[[ RECORD EXTRACTS, beginning ]]
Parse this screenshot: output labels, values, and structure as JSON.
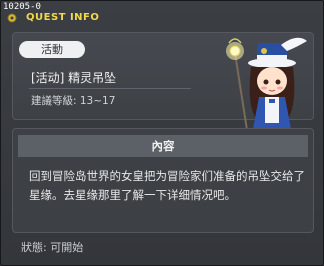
{
  "window": {
    "quest_id": "10205-0",
    "title": "QUEST INFO"
  },
  "quest": {
    "tag": "活動",
    "name": "[活动] 精灵吊坠",
    "level": "建議等級: 13~17"
  },
  "content": {
    "header": "內容",
    "text": "回到冒险岛世界的女皇把为冒险家们准备的吊坠交给了星缘。去星缘那里了解一下详细情况吧。"
  },
  "status": {
    "text": "狀態:  可開始"
  },
  "colors": {
    "title": "#f2d84a",
    "panel": "#3d4146",
    "header": "#5c6167"
  },
  "icons": {
    "title_icon": "gear-cog-icon",
    "npc": "npc-girl-with-staff"
  }
}
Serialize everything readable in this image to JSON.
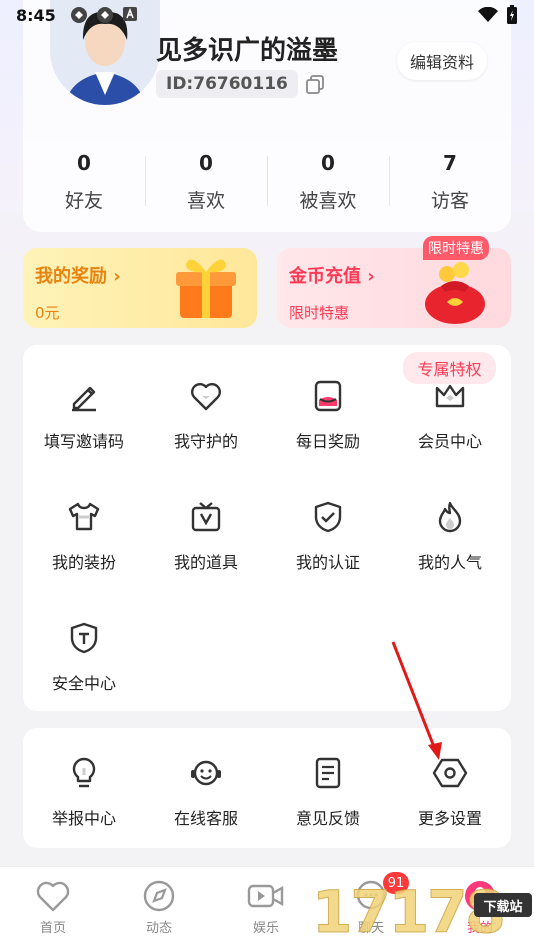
{
  "status_bar": {
    "time": "8:45"
  },
  "profile": {
    "nickname": "见多识广的溢墨",
    "user_id": "ID:76760116",
    "edit_label": "编辑资料",
    "stats": [
      {
        "value": "0",
        "label": "好友"
      },
      {
        "value": "0",
        "label": "喜欢"
      },
      {
        "value": "0",
        "label": "被喜欢"
      },
      {
        "value": "7",
        "label": "访客"
      }
    ]
  },
  "promos": {
    "reward": {
      "title": "我的奖励 ›",
      "subtitle": "0元"
    },
    "recharge": {
      "title": "金币充值 ›",
      "subtitle": "限时特惠",
      "tag": "限时特惠"
    }
  },
  "features": {
    "vip_tag": "专属特权",
    "items": [
      {
        "label": "填写邀请码",
        "icon": "pencil-icon"
      },
      {
        "label": "我守护的",
        "icon": "heart-icon"
      },
      {
        "label": "每日奖励",
        "icon": "daily-reward-icon"
      },
      {
        "label": "会员中心",
        "icon": "crown-icon"
      },
      {
        "label": "我的装扮",
        "icon": "tshirt-icon"
      },
      {
        "label": "我的道具",
        "icon": "prop-box-icon"
      },
      {
        "label": "我的认证",
        "icon": "verified-shield-icon"
      },
      {
        "label": "我的人气",
        "icon": "flame-icon"
      },
      {
        "label": "安全中心",
        "icon": "security-shield-icon"
      }
    ]
  },
  "services": {
    "items": [
      {
        "label": "举报中心",
        "icon": "lightbulb-icon"
      },
      {
        "label": "在线客服",
        "icon": "headset-smile-icon"
      },
      {
        "label": "意见反馈",
        "icon": "document-icon"
      },
      {
        "label": "更多设置",
        "icon": "hexagon-settings-icon"
      }
    ]
  },
  "tabbar": {
    "items": [
      {
        "label": "首页"
      },
      {
        "label": "动态"
      },
      {
        "label": "娱乐"
      },
      {
        "label": "聊天"
      },
      {
        "label": "我的"
      }
    ],
    "chat_badge": "91"
  },
  "watermark": {
    "text": "17178",
    "sub": "下载站"
  },
  "colors": {
    "accent": "#ff3a55",
    "reward": "#e8830f",
    "panel": "#ffffff"
  }
}
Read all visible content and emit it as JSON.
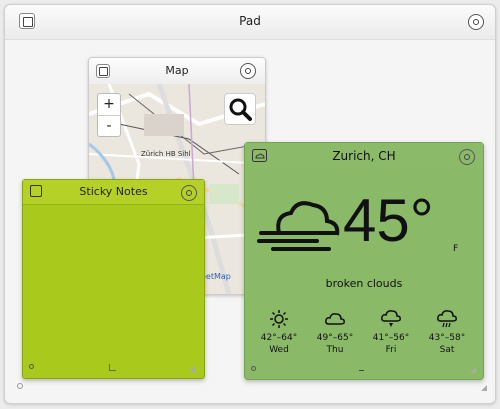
{
  "pad": {
    "title": "Pad"
  },
  "map": {
    "title": "Map",
    "zoom_in": "+",
    "zoom_out": "-",
    "station_label": "Zürich HB Sihl",
    "attribution": "eetMap"
  },
  "sticky": {
    "title": "Sticky Notes"
  },
  "weather": {
    "title": "Zurich, CH",
    "temperature": "45°",
    "unit": "F",
    "condition": "broken clouds",
    "forecast": [
      {
        "range": "42°–64°",
        "day": "Wed",
        "icon": "sun-icon"
      },
      {
        "range": "49°–65°",
        "day": "Thu",
        "icon": "cloud-icon"
      },
      {
        "range": "41°–56°",
        "day": "Fri",
        "icon": "cloud-rain-icon"
      },
      {
        "range": "43°–58°",
        "day": "Sat",
        "icon": "cloud-rain-icon"
      }
    ]
  },
  "colors": {
    "sticky": "#a9c91d",
    "weather": "#8aba68"
  }
}
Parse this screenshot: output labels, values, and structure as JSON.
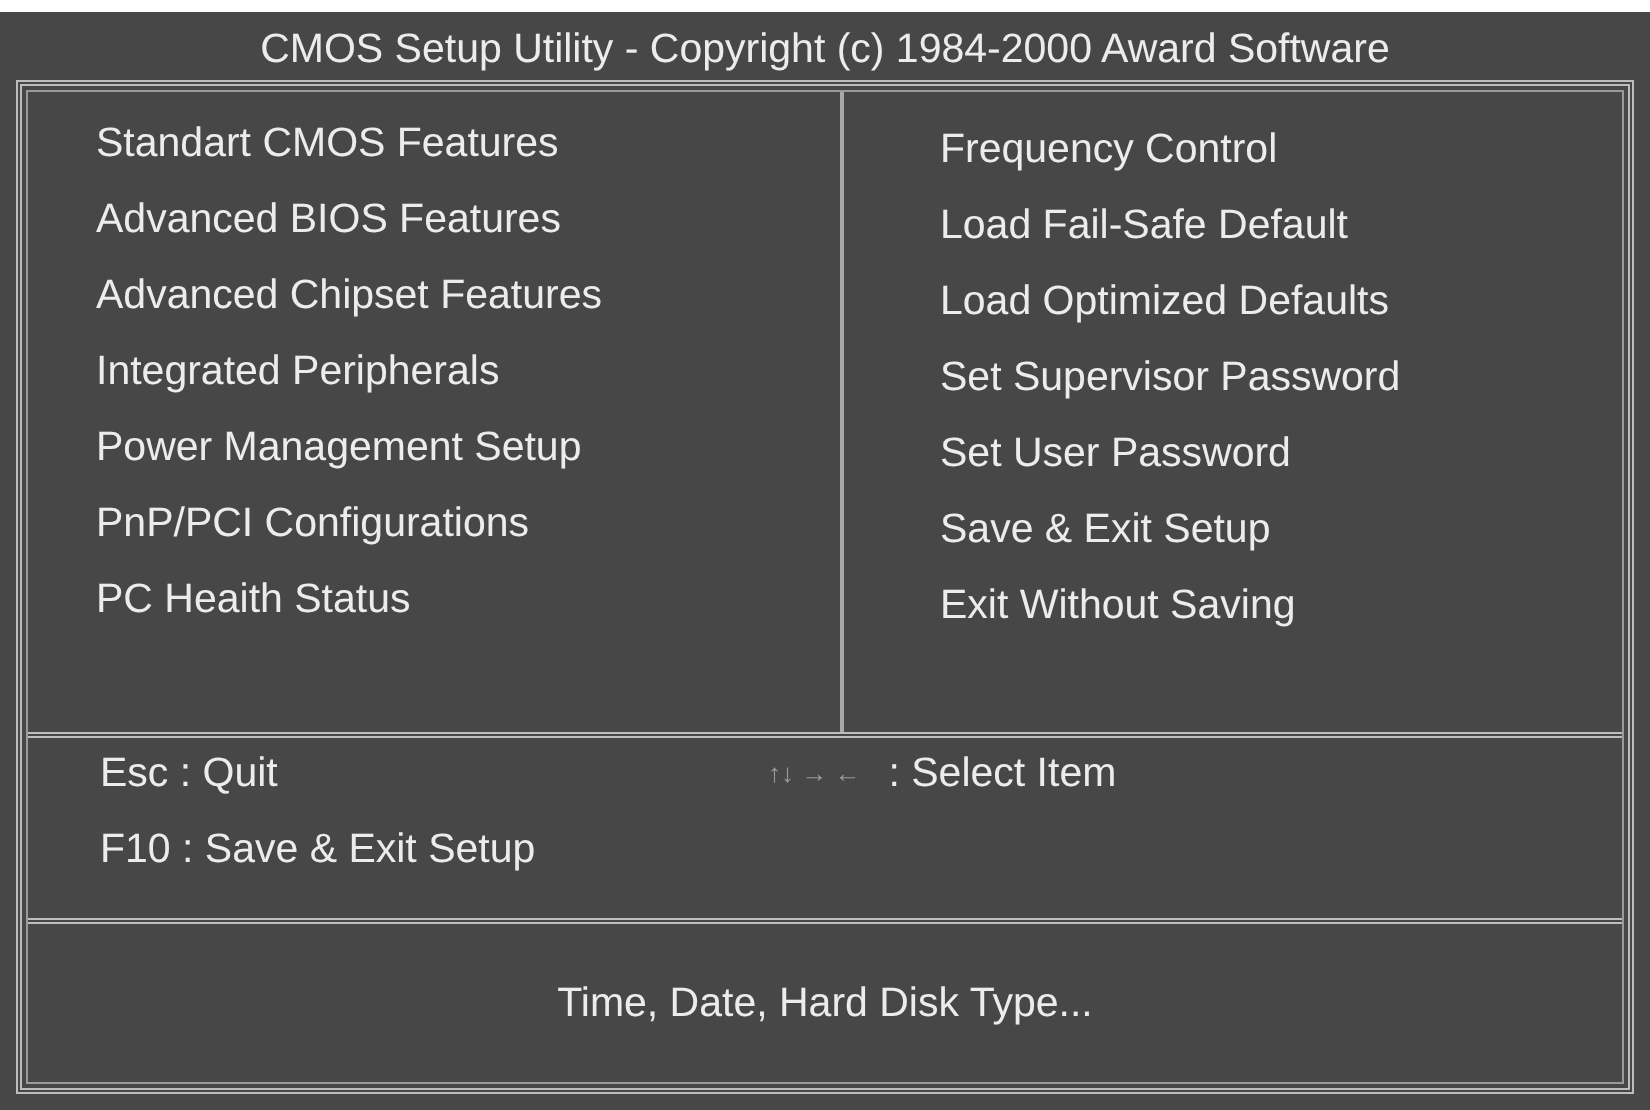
{
  "window": {
    "title": "CMOS Setup Utility - Copyright (c) 1984-2000 Award Software"
  },
  "menu": {
    "left": [
      "Standart CMOS Features",
      "Advanced BIOS Features",
      "Advanced Chipset Features",
      "Integrated Peripherals",
      "Power Management Setup",
      "PnP/PCI Configurations",
      "PC Heaith Status"
    ],
    "right": [
      "Frequency Control",
      "Load Fail-Safe Default",
      "Load Optimized Defaults",
      "Set Supervisor Password",
      "Set User Password",
      "Save & Exit Setup",
      "Exit Without Saving"
    ]
  },
  "keys": {
    "left": [
      "Esc : Quit",
      "F10 : Save & Exit Setup"
    ],
    "arrows": "↑↓ → ←",
    "select": ": Select Item"
  },
  "help": "Time, Date, Hard Disk Type..."
}
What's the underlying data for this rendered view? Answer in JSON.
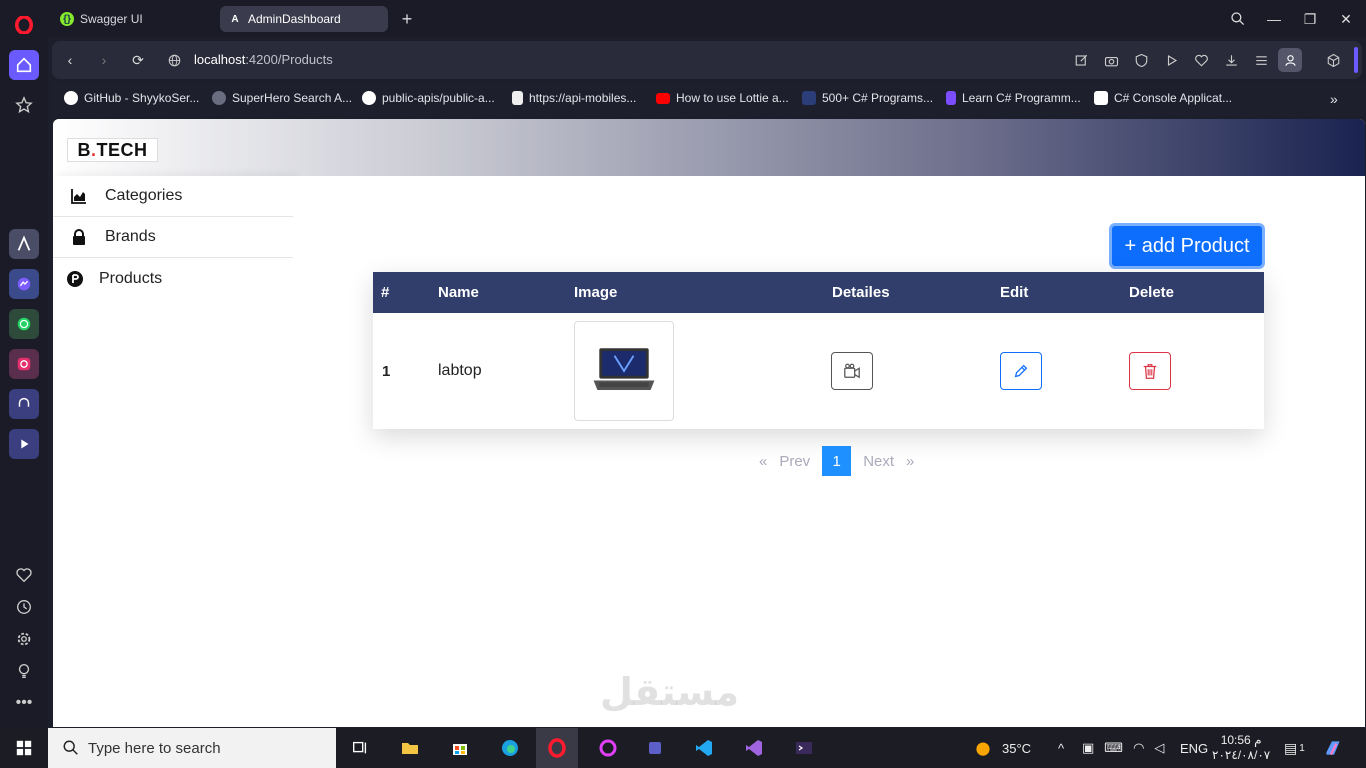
{
  "browser": {
    "tabs": [
      {
        "label": "Swagger UI",
        "active": false
      },
      {
        "label": "AdminDashboard",
        "active": true
      }
    ],
    "url_host": "localhost",
    "url_path": ":4200/Products",
    "bookmarks": [
      "GitHub - ShyykoSer...",
      "SuperHero Search A...",
      "public-apis/public-a...",
      "https://api-mobiles...",
      "How to use Lottie a...",
      "500+ C# Programs...",
      "Learn C# Programm...",
      "C# Console Applicat..."
    ]
  },
  "app": {
    "logo_left": "B",
    "logo_dot": ".",
    "logo_right": "TECH",
    "sidebar": {
      "items": [
        {
          "label": "Categories",
          "icon": "chart-area-icon"
        },
        {
          "label": "Brands",
          "icon": "lock-icon"
        },
        {
          "label": "Products",
          "icon": "product-hunt-icon"
        }
      ]
    },
    "add_button": "+ add Product",
    "table": {
      "headers": [
        "#",
        "Name",
        "Image",
        "Detailes",
        "Edit",
        "Delete"
      ],
      "rows": [
        {
          "index": "1",
          "name": "labtop"
        }
      ]
    },
    "pagination": {
      "prev_arrow": "«",
      "prev": "Prev",
      "current": "1",
      "next": "Next",
      "next_arrow": "»"
    }
  },
  "taskbar": {
    "search_placeholder": "Type here to search",
    "temperature": "35°C",
    "language": "ENG",
    "time": "10:56 م",
    "date": "٢٠٢٤/٠٨/٠٧",
    "notifications": "1"
  },
  "watermark": "مستقل"
}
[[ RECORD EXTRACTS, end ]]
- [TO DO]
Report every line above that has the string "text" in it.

- [EXERCISE RESPONSE]
    "text": "回到冒险岛世界的女皇把为冒险家们准备的吊坠交给了星缘。去星缘那里了解一下详细情况吧。"
    "text": "狀態:  可開始"
    "text": "17178",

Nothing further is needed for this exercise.